  • Note for Group Travel: Site leaders should have a process that allows participants to voluntarily disclose relevant health information to a travel companion, onsite staff member, or site leader if they need additional support. Common examples include sharing information about approved accommodations, prescription medications, allergies, and/or dietary preferences.

Communication Considerations

  • Carry a card with local emergency response numbers and contact information of all fieldwork stakeholders. Develop and maintain a fixed check-in schedule with contacts who are not in the field (in-country partners and/or U-M contacts). Check in even if there is “no news” to report. Make sure your check-in contacts know what to do if you miss a regularly scheduled check-in.
  • Confirm cellular communication coverage for your field site/s. If in doubt, anticipate being out of service range and plan non-cellular means of communication (e.g., satellite phones, two-way radios, etc.) with both field site participants and check-in contacts in-countryand/or at U-M. Even if you anticipate connectivity, have a backup means of communication in case cell coverage is spotty or disrupted. NOTE: Satellite phones are prohibited or controlled in certain countries. Verify legality in your destination/s before departure.
  • Consider a satellite messenger or personal locator beacon with an SOS function that can transmit your location in an emergency. NOTE: GeoBlue does not include Search and Rescue (SAR) insurance coverage recommended for these devices. Be sure to explore SAR options if needed.
  • Regularly test and perform maintenance on communications equipment. Make sure the batteries are charged. Bring extra batteries, chargers, or alternate power supplies.

Additional Best Practices to Consider

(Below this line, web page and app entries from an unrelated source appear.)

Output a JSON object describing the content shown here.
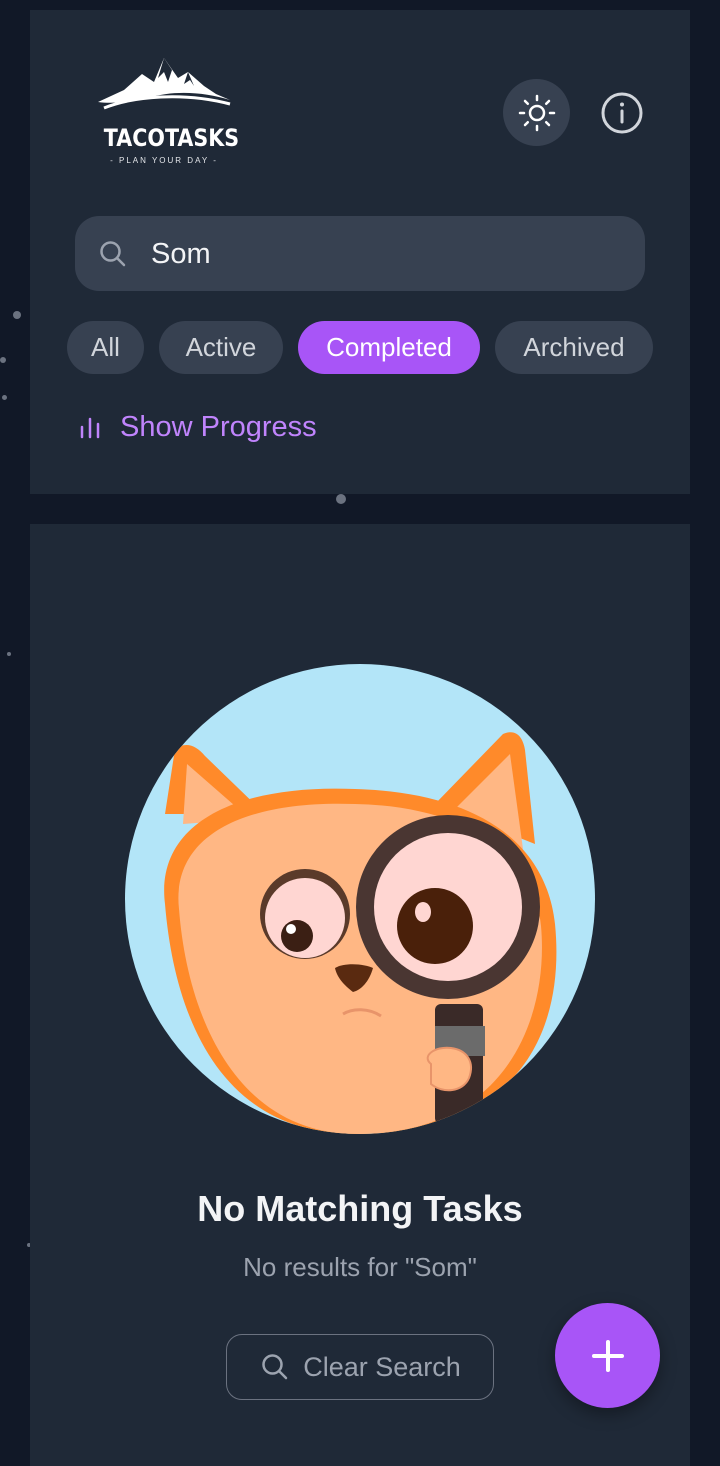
{
  "app": {
    "logo_title": "TACOTASKS",
    "logo_subtitle": "- PLAN YOUR DAY -"
  },
  "header": {
    "theme_toggle_icon": "sun-icon",
    "info_icon": "info-icon"
  },
  "search": {
    "value": "Som",
    "placeholder": "",
    "icon": "search-icon"
  },
  "filters": [
    {
      "label": "All",
      "selected": false
    },
    {
      "label": "Active",
      "selected": false
    },
    {
      "label": "Completed",
      "selected": true
    },
    {
      "label": "Archived",
      "selected": false
    }
  ],
  "progress_toggle": {
    "label": "Show Progress",
    "icon": "bar-chart-icon"
  },
  "empty_state": {
    "title": "No Matching Tasks",
    "subtitle": "No results for \"Som\"",
    "clear_button_label": "Clear Search",
    "illustration": "cat-with-magnifying-glass"
  },
  "fab": {
    "icon": "plus-icon"
  },
  "colors": {
    "background": "#111827",
    "card": "#1f2937",
    "chip": "#374151",
    "accent": "#a855f7",
    "accent_text": "#c084fc"
  }
}
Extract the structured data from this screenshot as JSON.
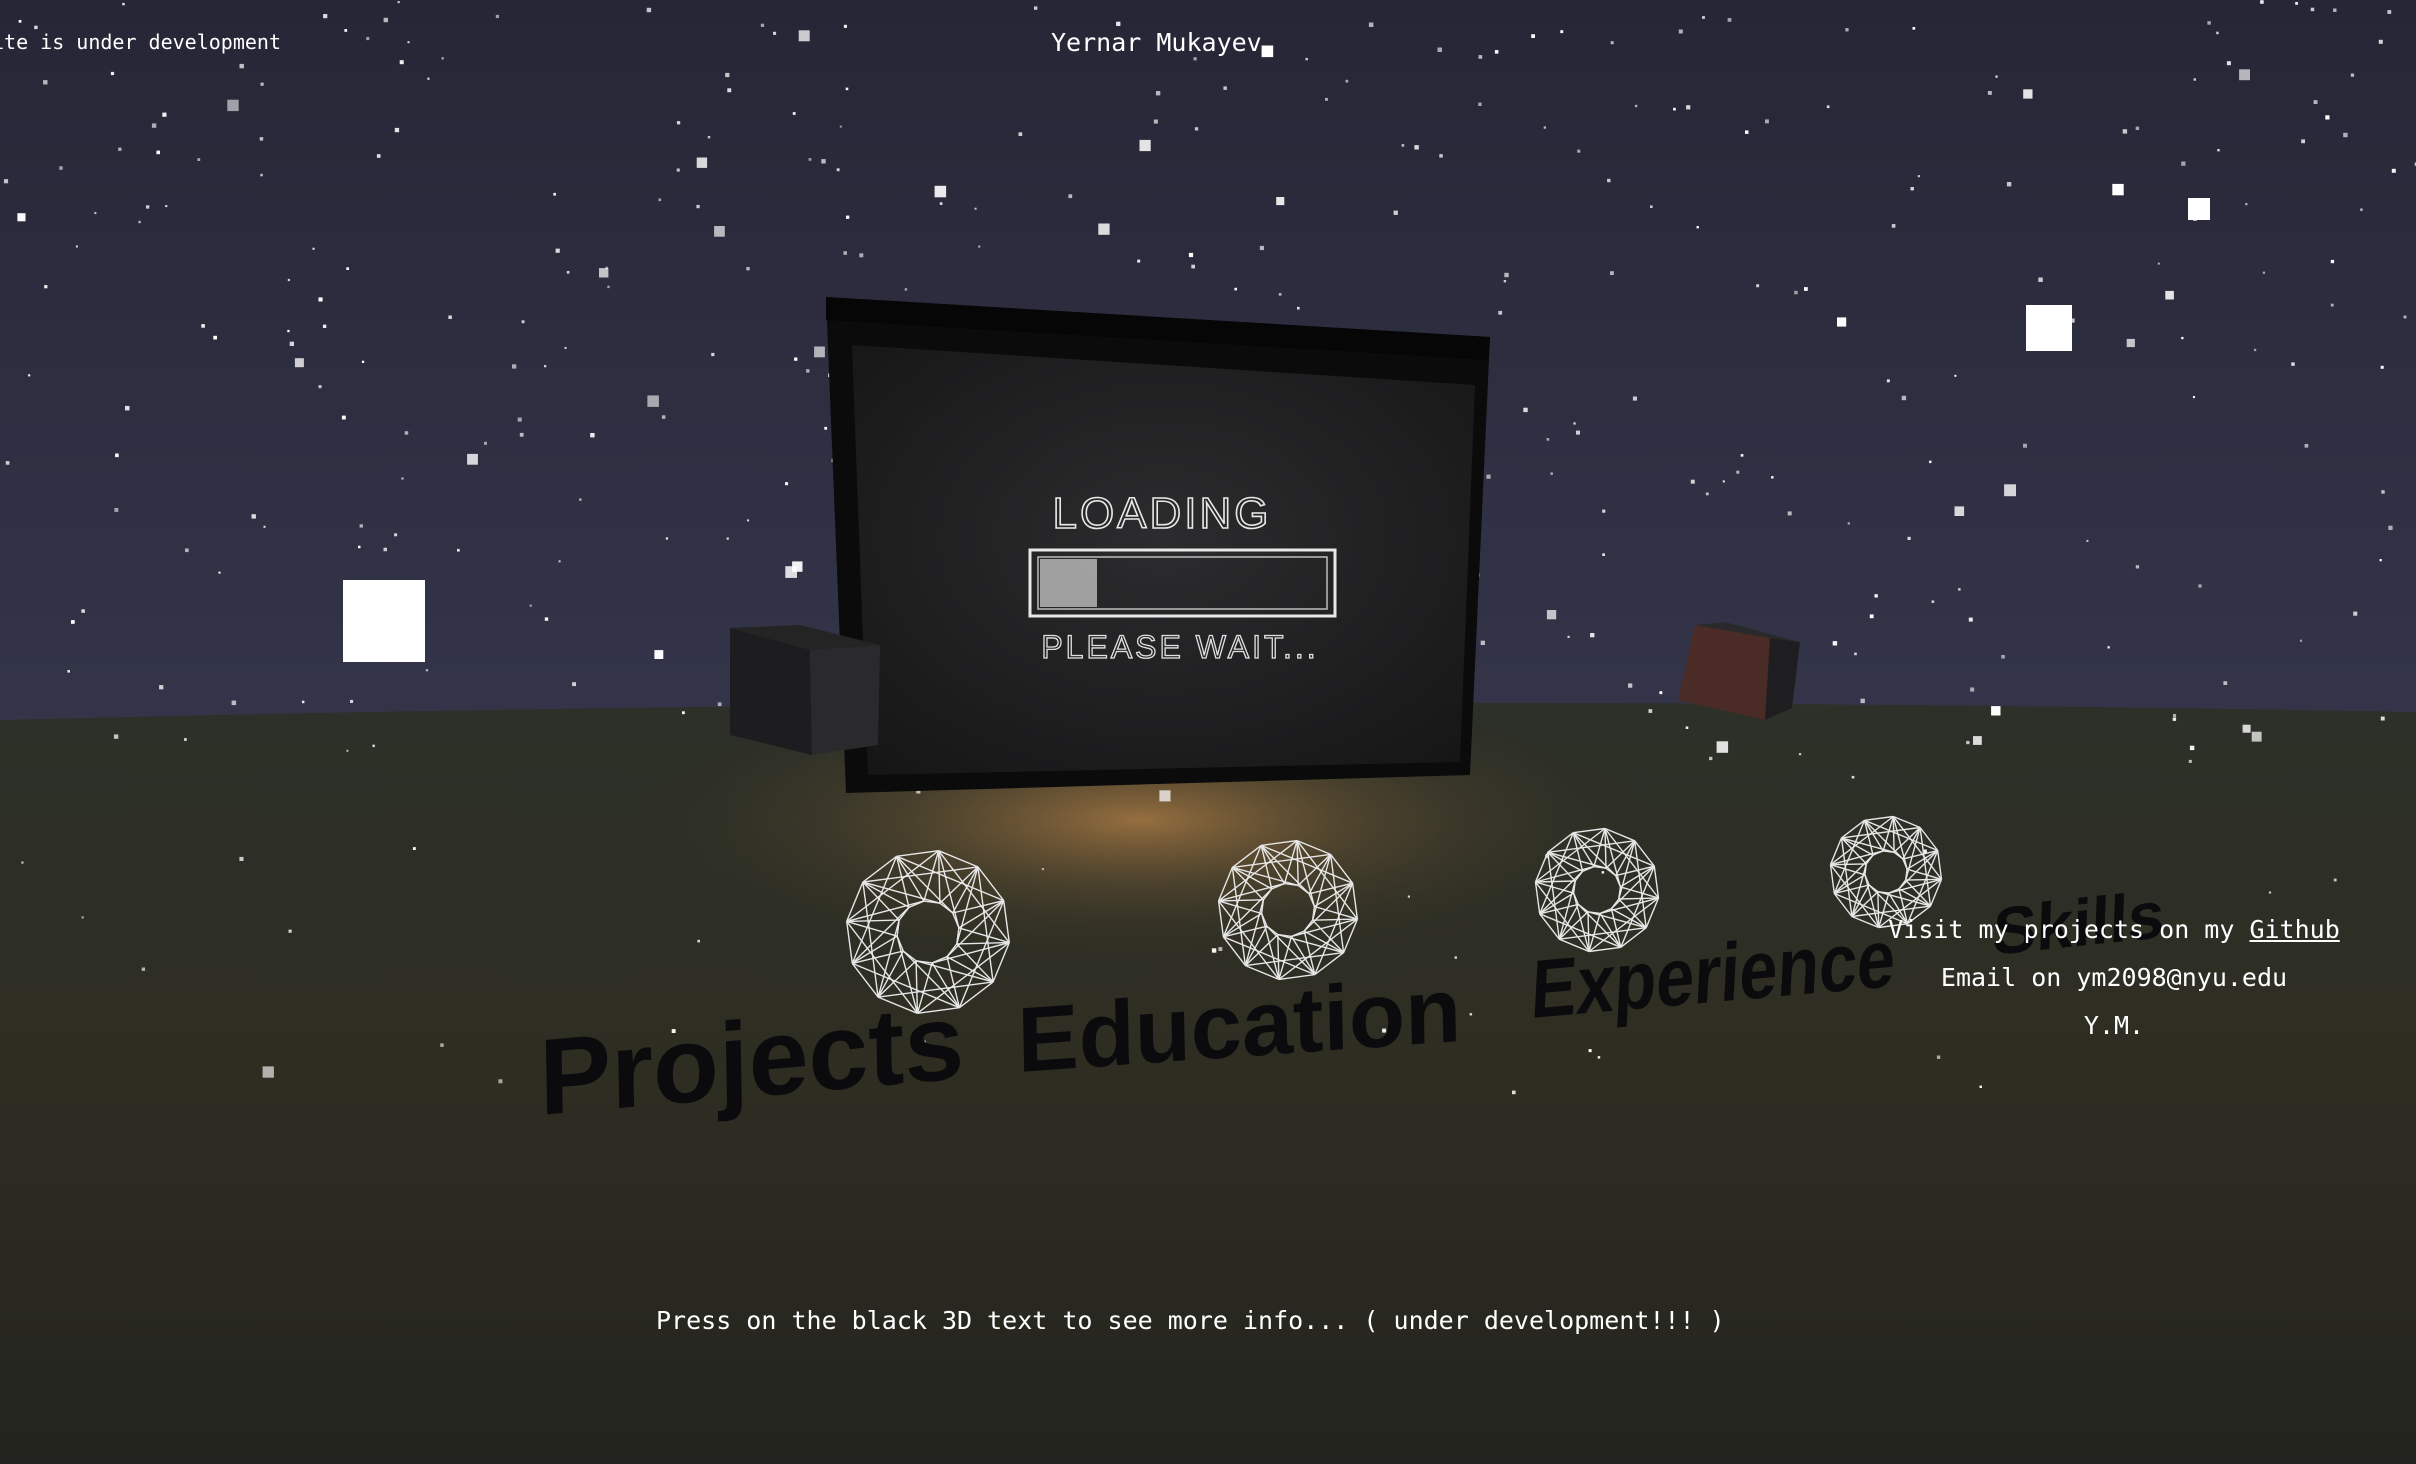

  • Familiarize yourself with your unit’s field operating policies and code of conduct if they exist.
  • Consider informing local authorities/contacts of the location and duration of your remote fieldwork.
  • Develop a written safety plan with field site information, risks and risk mitigation strategies, and emergency procedures. Share the plan with fieldwork stakeholders.
  • Vehicle safety is crucial. Conduct pre-trip vehicle inspections (e.g., check brakes, lights, signals, wipers, mirrors, horn, fuel, other gauges, fluid leaks, tire pressure, spare tire and changing tools, etc.) and perform necessary maintenance. Employ defensive driving techniques and take appropriate terrain or weather-related precautions. Avoid driving after dark. Never drive while tired. Always wear a seat belt.
  • Avoid working alone (i.e., out of sight or voice range) whenever possible.
  • Note for Group Travel: Students should never work alone in the field. Conduct fieldwork in pairs at a minimum. Implement a headcount procedure to ensure participants are accounted for at the remote site. Develop a response procedure in case of a missing participant.